And they say they took requests, making customers their favorite dishes when possible.

"We tried to cater as good as we possibly could," Mr. Newton said. "Without customers, you don't have a business."

And it's the customers the Newtons say they will miss the most.

"We're gonna really miss the people," Mrs. Newton said. "We've really got close to some people."

Mr. Newton agrees.

"I don't really think it's sunk in," he said. "My favorite thing's coming out and talking to people. I might not know everyone's name, but I know their faces."

Last Saturday was bittersweet, the Newtons say, sharing good times with family and customers, but also knowing that the day was the last of its kind.

"Kinda sad," Mrs. Newton said. "[I will] probably cry when we see it's gone."

Mr. Newton said he believes this past Monday morning, the first day he didn't have to get up and go to work, will be a shock.

"Monday morning when I get up, I'll know I miss it," he said. "In a way, life's ended."

But even though the Newtons say their life is changing, they will take with them the irreplaceable memories of their time at Orville's.

One story they recall is of a young boy and girl who came into the restaurant saying they wanted to get married and have a wedding like none other. Mr. Newton, a magistrate at the time, was happy to oblige.

"We did the ceremony right in the kitchen there, by the milk cooler," he said. "I said, 'Well, you got one.' I don't know if they're still together or not."

The Newtons say they will be there on Saturday when their restaurant is auctioned to the highest bidder.

And though they have hung up their aprons, the Newtons say they likely won't leave the food-making business behind entirely.

Mr. Newton said he and his wife will do some catering and make pies and their sought-after country ham biscuits.
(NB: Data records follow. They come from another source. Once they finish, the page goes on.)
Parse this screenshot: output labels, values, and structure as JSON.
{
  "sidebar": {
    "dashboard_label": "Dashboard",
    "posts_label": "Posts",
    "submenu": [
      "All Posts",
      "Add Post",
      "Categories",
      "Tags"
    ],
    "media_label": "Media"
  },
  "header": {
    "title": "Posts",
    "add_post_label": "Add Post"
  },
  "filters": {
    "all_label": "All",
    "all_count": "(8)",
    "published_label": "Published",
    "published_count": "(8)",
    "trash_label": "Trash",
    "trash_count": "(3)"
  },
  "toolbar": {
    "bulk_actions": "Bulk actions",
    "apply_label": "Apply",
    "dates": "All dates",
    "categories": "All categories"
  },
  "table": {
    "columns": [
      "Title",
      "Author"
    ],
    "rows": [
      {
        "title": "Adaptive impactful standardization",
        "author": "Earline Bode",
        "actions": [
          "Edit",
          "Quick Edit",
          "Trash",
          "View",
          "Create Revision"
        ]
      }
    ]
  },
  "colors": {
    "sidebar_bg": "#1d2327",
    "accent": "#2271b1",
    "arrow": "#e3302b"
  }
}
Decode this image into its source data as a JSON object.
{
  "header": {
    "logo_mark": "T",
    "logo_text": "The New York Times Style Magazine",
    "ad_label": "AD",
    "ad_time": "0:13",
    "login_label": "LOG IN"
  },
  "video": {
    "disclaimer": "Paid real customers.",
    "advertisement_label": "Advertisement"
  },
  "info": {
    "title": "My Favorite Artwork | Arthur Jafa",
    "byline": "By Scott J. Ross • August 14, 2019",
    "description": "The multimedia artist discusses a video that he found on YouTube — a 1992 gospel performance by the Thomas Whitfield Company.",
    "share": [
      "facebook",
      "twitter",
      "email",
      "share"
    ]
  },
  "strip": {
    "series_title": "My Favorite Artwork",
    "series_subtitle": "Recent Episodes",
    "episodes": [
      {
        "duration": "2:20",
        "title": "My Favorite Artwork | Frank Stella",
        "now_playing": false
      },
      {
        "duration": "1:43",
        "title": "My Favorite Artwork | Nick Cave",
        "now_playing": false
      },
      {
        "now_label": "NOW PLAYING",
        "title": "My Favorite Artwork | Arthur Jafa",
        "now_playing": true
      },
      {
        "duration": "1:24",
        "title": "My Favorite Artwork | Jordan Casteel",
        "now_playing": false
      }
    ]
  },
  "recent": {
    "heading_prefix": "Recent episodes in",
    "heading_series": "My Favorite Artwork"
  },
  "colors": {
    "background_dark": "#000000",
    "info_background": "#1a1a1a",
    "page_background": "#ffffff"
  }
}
When Orville's was open, the couple made about 500 biscuits a week.

"Anybody needs anything, call us," Mr. Newton said. "If at all possible, we'll get it to them.

"I love helping people. That's been my goal in life, to do something for somebody else."